## DIRECTIONS FOR THIS TASK
Return each of the entries below word for word.

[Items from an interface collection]
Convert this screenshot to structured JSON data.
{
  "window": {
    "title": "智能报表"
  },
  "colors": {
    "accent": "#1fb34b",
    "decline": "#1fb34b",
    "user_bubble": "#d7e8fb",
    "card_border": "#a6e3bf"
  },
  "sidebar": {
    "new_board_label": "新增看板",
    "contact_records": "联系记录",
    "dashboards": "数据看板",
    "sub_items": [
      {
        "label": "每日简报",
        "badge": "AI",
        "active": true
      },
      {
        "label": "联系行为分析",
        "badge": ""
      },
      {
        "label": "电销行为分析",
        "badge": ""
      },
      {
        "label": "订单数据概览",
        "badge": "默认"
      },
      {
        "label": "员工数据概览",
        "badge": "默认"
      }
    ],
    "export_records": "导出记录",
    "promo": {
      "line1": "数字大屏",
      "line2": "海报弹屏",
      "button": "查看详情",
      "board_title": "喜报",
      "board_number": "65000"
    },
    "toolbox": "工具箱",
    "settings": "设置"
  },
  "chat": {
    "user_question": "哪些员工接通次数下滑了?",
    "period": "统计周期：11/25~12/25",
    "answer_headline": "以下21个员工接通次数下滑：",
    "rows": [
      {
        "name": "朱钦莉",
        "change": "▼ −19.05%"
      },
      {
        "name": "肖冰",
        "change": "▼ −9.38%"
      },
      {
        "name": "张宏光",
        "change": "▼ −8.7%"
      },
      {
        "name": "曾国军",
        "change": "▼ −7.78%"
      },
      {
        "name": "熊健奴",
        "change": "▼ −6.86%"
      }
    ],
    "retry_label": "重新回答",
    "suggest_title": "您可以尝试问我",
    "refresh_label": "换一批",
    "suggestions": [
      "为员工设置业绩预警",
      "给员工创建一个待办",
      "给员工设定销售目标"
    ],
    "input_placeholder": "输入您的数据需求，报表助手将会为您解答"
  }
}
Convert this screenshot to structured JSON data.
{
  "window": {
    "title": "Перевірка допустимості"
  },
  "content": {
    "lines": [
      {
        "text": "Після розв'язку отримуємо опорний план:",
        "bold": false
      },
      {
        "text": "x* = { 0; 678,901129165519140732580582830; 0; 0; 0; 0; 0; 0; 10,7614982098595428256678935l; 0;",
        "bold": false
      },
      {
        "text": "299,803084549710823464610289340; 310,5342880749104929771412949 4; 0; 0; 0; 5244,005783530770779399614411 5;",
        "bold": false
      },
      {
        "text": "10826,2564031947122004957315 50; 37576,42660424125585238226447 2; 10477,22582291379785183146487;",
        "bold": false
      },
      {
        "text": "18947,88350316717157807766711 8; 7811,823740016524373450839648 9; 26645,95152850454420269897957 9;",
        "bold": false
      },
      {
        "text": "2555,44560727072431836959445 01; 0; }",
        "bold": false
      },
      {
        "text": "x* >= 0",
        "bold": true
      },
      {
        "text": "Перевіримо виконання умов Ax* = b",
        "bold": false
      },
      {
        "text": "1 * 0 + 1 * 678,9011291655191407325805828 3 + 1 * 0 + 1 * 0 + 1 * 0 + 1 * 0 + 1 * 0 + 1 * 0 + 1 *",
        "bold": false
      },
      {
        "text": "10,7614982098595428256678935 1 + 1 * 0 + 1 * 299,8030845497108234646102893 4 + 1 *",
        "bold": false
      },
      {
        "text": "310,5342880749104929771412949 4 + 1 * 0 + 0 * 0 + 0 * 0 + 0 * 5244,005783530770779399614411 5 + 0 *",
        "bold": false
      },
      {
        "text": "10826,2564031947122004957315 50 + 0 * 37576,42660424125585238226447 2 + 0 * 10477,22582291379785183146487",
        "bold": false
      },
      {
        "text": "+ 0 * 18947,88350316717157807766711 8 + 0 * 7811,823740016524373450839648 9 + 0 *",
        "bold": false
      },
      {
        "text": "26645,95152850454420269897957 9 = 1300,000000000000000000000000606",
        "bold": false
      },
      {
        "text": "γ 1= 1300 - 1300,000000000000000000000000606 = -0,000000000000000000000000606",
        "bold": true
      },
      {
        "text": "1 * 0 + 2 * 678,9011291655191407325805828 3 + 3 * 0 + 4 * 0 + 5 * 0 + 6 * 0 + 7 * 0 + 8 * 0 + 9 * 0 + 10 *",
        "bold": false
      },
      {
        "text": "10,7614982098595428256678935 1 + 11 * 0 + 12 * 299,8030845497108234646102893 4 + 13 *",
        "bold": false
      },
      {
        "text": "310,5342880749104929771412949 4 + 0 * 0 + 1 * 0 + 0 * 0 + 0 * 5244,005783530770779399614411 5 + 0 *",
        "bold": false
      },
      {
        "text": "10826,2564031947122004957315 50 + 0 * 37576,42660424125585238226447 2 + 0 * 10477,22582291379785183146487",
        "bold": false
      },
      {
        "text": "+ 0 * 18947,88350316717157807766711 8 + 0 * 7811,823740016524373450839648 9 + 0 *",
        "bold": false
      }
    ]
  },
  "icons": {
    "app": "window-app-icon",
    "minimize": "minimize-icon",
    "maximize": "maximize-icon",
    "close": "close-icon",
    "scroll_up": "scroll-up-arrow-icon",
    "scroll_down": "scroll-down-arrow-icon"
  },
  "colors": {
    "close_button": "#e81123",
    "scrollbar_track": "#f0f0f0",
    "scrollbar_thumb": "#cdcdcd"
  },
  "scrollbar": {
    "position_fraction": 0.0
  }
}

## WRITTEN RESPONSE
Convert this screenshot to structured JSON data.
{
  "window": {
    "title": "智能报表"
  },
  "colors": {
    "accent": "#1fb34b",
    "decline": "#1fb34b",
    "user_bubble": "#d7e8fb",
    "card_border": "#a6e3bf"
  },
  "sidebar": {
    "new_board_label": "新增看板",
    "contact_records": "联系记录",
    "dashboards": "数据看板",
    "sub_items": [
      {
        "label": "每日简报",
        "badge": "AI",
        "active": true
      },
      {
        "label": "联系行为分析",
        "badge": ""
      },
      {
        "label": "电销行为分析",
        "badge": ""
      },
      {
        "label": "订单数据概览",
        "badge": "默认"
      },
      {
        "label": "员工数据概览",
        "badge": "默认"
      }
    ],
    "export_records": "导出记录",
    "promo": {
      "line1": "数字大屏",
      "line2": "海报弹屏",
      "button": "查看详情",
      "board_title": "喜报",
      "board_number": "65000"
    },
    "toolbox": "工具箱",
    "settings": "设置"
  },
  "chat": {
    "user_question": "哪些员工接通次数下滑了?",
    "period": "统计周期：11/25~12/25",
    "answer_headline": "以下21个员工接通次数下滑：",
    "rows": [
      {
        "name": "朱钦莉",
        "change": "▼ −19.05%"
      },
      {
        "name": "肖冰",
        "change": "▼ −9.38%"
      },
      {
        "name": "张宏光",
        "change": "▼ −8.7%"
      },
      {
        "name": "曾国军",
        "change": "▼ −7.78%"
      },
      {
        "name": "熊健奴",
        "change": "▼ −6.86%"
      }
    ],
    "retry_label": "重新回答",
    "suggest_title": "您可以尝试问我",
    "refresh_label": "换一批",
    "suggestions": [
      "为员工设置业绩预警",
      "给员工创建一个待办",
      "给员工设定销售目标"
    ],
    "input_placeholder": "输入您的数据需求，报表助手将会为您解答"
  }
}
Convert this screenshot to structured JSON data.
{
  "window": {
    "title": "Перевірка допустимості"
  },
  "content": {
    "lines": [
      {
        "text": "Після розв'язку отримуємо опорний план:",
        "bold": false
      },
      {
        "text": "x* = { 0; 678,901129165519140732580582830; 0; 0; 0; 0; 0; 0; 10,7614982098595428256678935l; 0;",
        "bold": false
      },
      {
        "text": "299,803084549710823464610289340; 310,5342880749104929771412949 4; 0; 0; 0; 5244,005783530770779399614411 5;",
        "bold": false
      },
      {
        "text": "10826,2564031947122004957315 50; 37576,42660424125585238226447 2; 10477,22582291379785183146487;",
        "bold": false
      },
      {
        "text": "18947,88350316717157807766711 8; 7811,823740016524373450839648 9; 26645,95152850454420269897957 9;",
        "bold": false
      },
      {
        "text": "2555,44560727072431836959445 01; 0; }",
        "bold": false
      },
      {
        "text": "x* >= 0",
        "bold": true
      },
      {
        "text": "Перевіримо виконання умов Ax* = b",
        "bold": false
      },
      {
        "text": "1 * 0 + 1 * 678,9011291655191407325805828 3 + 1 * 0 + 1 * 0 + 1 * 0 + 1 * 0 + 1 * 0 + 1 * 0 + 1 *",
        "bold": false
      },
      {
        "text": "10,7614982098595428256678935 1 + 1 * 0 + 1 * 299,8030845497108234646102893 4 + 1 *",
        "bold": false
      },
      {
        "text": "310,5342880749104929771412949 4 + 1 * 0 + 0 * 0 + 0 * 0 + 0 * 5244,005783530770779399614411 5 + 0 *",
        "bold": false
      },
      {
        "text": "10826,2564031947122004957315 50 + 0 * 37576,42660424125585238226447 2 + 0 * 10477,22582291379785183146487",
        "bold": false
      },
      {
        "text": "+ 0 * 18947,88350316717157807766711 8 + 0 * 7811,823740016524373450839648 9 + 0 *",
        "bold": false
      },
      {
        "text": "26645,95152850454420269897957 9 = 1300,000000000000000000000000606",
        "bold": false
      },
      {
        "text": "γ 1= 1300 - 1300,000000000000000000000000606 = -0,000000000000000000000000606",
        "bold": true
      },
      {
        "text": "1 * 0 + 2 * 678,9011291655191407325805828 3 + 3 * 0 + 4 * 0 + 5 * 0 + 6 * 0 + 7 * 0 + 8 * 0 + 9 * 0 + 10 *",
        "bold": false
      },
      {
        "text": "10,7614982098595428256678935 1 + 11 * 0 + 12 * 299,8030845497108234646102893 4 + 13 *",
        "bold": false
      },
      {
        "text": "310,5342880749104929771412949 4 + 0 * 0 + 1 * 0 + 0 * 0 + 0 * 5244,005783530770779399614411 5 + 0 *",
        "bold": false
      },
      {
        "text": "10826,2564031947122004957315 50 + 0 * 37576,42660424125585238226447 2 + 0 * 10477,22582291379785183146487",
        "bold": false
      },
      {
        "text": "+ 0 * 18947,88350316717157807766711 8 + 0 * 7811,823740016524373450839648 9 + 0 *",
        "bold": false
      }
    ]
  },
  "icons": {
    "app": "window-app-icon",
    "minimize": "minimize-icon",
    "maximize": "maximize-icon",
    "close": "close-icon",
    "scroll_up": "scroll-up-arrow-icon",
    "scroll_down": "scroll-down-arrow-icon"
  },
  "colors": {
    "close_button": "#e81123",
    "scrollbar_track": "#f0f0f0",
    "scrollbar_thumb": "#cdcdcd"
  },
  "scrollbar": {
    "position_fraction": 0.0
  }
}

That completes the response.